··· Material for this task ···

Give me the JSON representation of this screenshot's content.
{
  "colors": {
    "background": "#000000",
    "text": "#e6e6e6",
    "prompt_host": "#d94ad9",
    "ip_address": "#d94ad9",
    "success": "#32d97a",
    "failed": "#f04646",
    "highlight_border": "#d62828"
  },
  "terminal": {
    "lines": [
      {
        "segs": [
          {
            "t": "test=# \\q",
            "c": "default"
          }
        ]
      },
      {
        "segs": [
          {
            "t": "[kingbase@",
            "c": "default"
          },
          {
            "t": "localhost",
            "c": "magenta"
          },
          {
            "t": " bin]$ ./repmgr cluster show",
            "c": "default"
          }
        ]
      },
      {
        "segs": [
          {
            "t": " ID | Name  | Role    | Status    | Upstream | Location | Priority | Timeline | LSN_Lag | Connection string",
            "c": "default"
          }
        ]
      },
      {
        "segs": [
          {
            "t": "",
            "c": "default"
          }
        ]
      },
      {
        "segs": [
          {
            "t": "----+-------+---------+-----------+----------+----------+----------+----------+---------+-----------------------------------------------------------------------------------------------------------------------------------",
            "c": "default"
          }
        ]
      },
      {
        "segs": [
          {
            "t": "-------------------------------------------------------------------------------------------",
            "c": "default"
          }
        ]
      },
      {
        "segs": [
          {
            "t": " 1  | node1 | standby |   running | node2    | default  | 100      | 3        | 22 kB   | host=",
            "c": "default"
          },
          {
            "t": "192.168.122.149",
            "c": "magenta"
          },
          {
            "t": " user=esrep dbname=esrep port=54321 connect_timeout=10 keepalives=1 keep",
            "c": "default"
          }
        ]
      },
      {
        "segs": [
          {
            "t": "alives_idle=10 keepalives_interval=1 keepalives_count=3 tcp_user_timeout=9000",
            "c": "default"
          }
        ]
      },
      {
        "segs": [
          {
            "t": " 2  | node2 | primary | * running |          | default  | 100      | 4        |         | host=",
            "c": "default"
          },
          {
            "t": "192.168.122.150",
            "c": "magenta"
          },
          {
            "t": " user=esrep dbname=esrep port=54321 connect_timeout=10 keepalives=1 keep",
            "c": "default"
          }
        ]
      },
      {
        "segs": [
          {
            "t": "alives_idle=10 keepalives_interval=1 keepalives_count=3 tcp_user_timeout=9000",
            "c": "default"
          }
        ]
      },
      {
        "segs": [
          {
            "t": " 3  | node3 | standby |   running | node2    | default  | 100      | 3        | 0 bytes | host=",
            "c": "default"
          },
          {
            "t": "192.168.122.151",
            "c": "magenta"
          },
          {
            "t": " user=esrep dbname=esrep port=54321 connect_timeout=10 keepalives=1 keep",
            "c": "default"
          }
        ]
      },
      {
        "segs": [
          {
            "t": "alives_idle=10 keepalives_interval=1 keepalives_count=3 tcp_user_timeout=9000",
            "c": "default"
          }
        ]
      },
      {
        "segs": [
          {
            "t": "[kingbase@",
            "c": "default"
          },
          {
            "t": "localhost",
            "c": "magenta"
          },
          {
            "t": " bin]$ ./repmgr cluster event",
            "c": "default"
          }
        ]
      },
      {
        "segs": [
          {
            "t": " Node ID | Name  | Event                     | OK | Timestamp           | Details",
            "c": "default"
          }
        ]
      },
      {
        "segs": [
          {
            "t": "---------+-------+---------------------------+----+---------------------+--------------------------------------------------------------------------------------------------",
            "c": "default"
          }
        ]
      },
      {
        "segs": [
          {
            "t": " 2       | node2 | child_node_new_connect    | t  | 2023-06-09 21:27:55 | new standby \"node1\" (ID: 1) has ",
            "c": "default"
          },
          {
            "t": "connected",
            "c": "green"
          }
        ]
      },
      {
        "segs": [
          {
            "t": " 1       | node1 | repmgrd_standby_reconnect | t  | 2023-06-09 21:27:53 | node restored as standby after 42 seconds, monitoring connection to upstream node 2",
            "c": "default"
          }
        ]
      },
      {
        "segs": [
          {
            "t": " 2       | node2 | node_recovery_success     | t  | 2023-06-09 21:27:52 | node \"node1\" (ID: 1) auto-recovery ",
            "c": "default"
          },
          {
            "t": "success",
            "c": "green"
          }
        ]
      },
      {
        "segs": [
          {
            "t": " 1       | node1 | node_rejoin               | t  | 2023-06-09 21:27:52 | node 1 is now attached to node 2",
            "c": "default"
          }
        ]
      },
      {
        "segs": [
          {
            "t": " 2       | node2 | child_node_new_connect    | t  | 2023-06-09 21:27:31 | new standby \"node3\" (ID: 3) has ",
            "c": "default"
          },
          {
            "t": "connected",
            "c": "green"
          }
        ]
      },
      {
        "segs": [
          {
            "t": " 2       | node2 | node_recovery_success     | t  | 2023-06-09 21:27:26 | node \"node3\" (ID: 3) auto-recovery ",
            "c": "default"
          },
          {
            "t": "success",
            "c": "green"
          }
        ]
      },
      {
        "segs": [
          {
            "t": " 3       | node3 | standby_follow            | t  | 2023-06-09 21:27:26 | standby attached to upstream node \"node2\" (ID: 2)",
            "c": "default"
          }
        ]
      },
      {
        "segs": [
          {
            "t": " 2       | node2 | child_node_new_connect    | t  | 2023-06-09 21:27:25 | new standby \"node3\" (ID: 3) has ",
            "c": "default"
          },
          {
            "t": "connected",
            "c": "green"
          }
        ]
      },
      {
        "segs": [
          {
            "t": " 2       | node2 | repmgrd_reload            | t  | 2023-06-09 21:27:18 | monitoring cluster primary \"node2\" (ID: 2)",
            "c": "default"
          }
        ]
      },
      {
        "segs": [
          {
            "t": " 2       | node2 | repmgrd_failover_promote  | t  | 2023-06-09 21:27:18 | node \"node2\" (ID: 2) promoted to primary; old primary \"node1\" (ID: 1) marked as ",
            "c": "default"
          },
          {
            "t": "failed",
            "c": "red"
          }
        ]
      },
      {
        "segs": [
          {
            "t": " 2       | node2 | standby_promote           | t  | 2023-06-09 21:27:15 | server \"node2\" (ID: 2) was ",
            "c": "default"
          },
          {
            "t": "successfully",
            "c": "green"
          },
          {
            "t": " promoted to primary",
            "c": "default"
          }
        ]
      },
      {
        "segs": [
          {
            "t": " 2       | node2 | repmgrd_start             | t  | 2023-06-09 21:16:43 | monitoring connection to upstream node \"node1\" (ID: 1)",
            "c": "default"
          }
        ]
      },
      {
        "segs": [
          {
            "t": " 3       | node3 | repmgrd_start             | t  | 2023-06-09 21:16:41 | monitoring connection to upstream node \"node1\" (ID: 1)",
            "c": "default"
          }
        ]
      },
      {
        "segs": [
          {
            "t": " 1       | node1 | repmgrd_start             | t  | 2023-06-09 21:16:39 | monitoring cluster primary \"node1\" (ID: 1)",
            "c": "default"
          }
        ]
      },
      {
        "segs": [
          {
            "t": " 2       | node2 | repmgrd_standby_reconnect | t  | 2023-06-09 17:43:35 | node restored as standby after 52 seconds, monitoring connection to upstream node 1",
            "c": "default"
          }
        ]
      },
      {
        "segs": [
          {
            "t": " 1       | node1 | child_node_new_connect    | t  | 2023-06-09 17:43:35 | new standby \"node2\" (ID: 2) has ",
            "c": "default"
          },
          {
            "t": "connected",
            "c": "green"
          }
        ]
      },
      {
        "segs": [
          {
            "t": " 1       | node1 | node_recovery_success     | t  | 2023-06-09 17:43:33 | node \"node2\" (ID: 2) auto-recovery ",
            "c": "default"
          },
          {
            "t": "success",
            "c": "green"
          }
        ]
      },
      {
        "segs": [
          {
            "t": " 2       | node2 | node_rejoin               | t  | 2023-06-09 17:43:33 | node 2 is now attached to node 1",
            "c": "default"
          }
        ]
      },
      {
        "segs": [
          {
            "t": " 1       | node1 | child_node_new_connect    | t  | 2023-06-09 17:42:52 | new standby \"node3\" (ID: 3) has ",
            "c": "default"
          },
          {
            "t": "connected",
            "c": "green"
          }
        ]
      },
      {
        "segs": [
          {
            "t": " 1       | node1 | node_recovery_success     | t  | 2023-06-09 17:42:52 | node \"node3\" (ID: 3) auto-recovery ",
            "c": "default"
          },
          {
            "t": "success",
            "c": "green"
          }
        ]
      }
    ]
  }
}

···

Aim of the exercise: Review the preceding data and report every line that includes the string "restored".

Exercise response:
            "t": " 1       | node1 | repmgrd_standby_reconnect | t  | 2023-06-09 21:27:53 | node restored as standby after 42 seconds, monitoring connection to upstream node 2",
            "t": " 2       | node2 | repmgrd_standby_reconnect | t  | 2023-06-09 17:43:35 | node restored as standby after 52 seconds, monitoring connection to upstream node 1",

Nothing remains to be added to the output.